What to work on
Copy out all lines of the material below in which "description" occurs.

----------

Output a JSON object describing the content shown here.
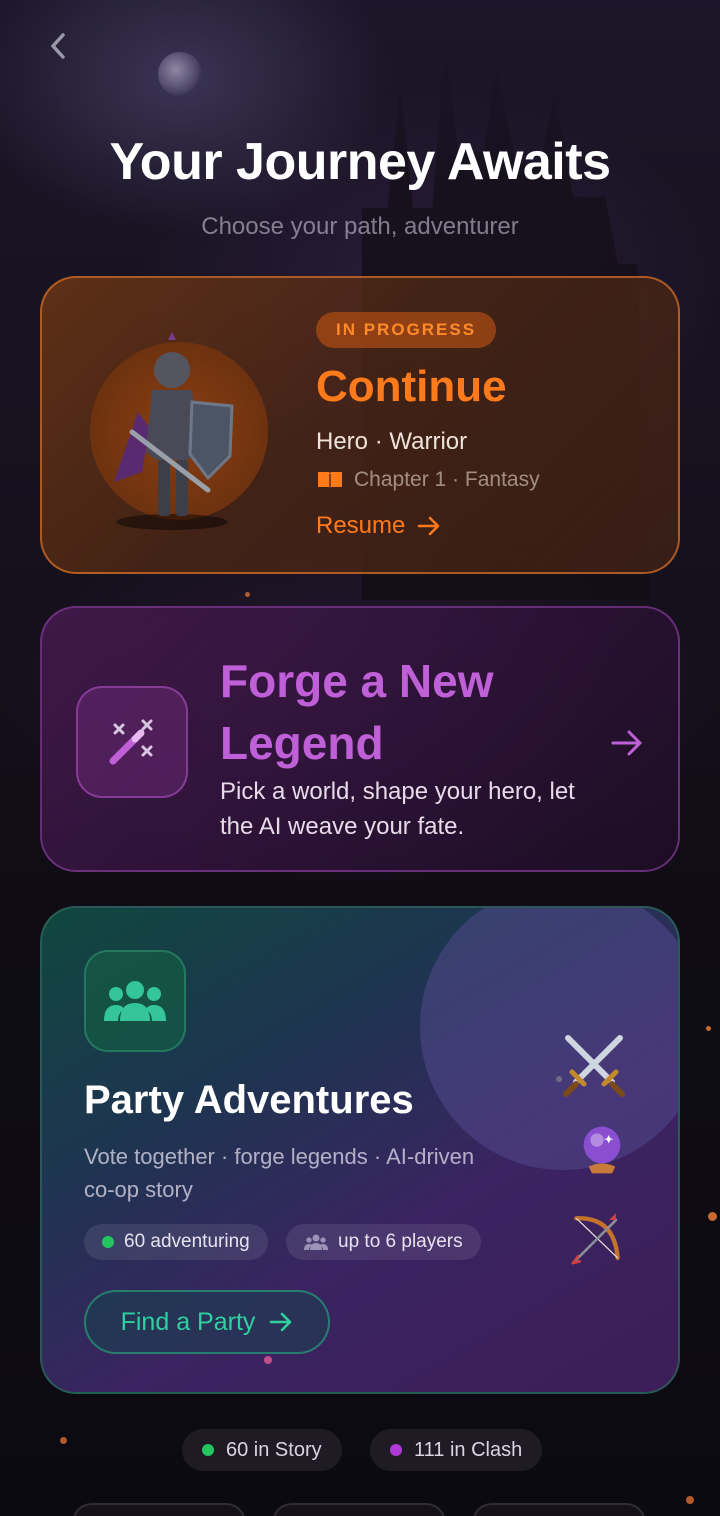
{
  "header": {
    "title": "Your Journey Awaits",
    "subtitle": "Choose your path, adventurer"
  },
  "continue_card": {
    "badge": "IN PROGRESS",
    "title": "Continue",
    "role": "Hero · Warrior",
    "chapter": "Chapter 1 · Fantasy",
    "resume_label": "Resume",
    "accent_color": "#ff7a1a"
  },
  "forge_card": {
    "title": "Forge a New Legend",
    "description": "Pick a world, shape your hero, let the AI weave your fate.",
    "accent_color": "#c060d8",
    "icon": "magic-wand-icon"
  },
  "party_card": {
    "title": "Party Adventures",
    "description": "Vote together · forge legends · AI-driven co-op story",
    "chips": [
      {
        "label": "60 adventuring",
        "icon": "green-dot"
      },
      {
        "label": "up to 6 players",
        "icon": "people-icon"
      }
    ],
    "button_label": "Find a Party",
    "accent_color": "#2fd0a0",
    "decor_icons": [
      "crossed-swords-icon",
      "crystal-ball-icon",
      "bow-and-arrow-icon"
    ]
  },
  "counters": [
    {
      "label": "60 in Story",
      "dot_color": "#22c55e"
    },
    {
      "label": "111 in Clash",
      "dot_color": "#b03ad8"
    }
  ]
}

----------

Answer to the problem
    "description": "Pick a world, shape your hero, let the AI weave your fate.",
    "description": "Vote together · forge legends · AI-driven co-op story",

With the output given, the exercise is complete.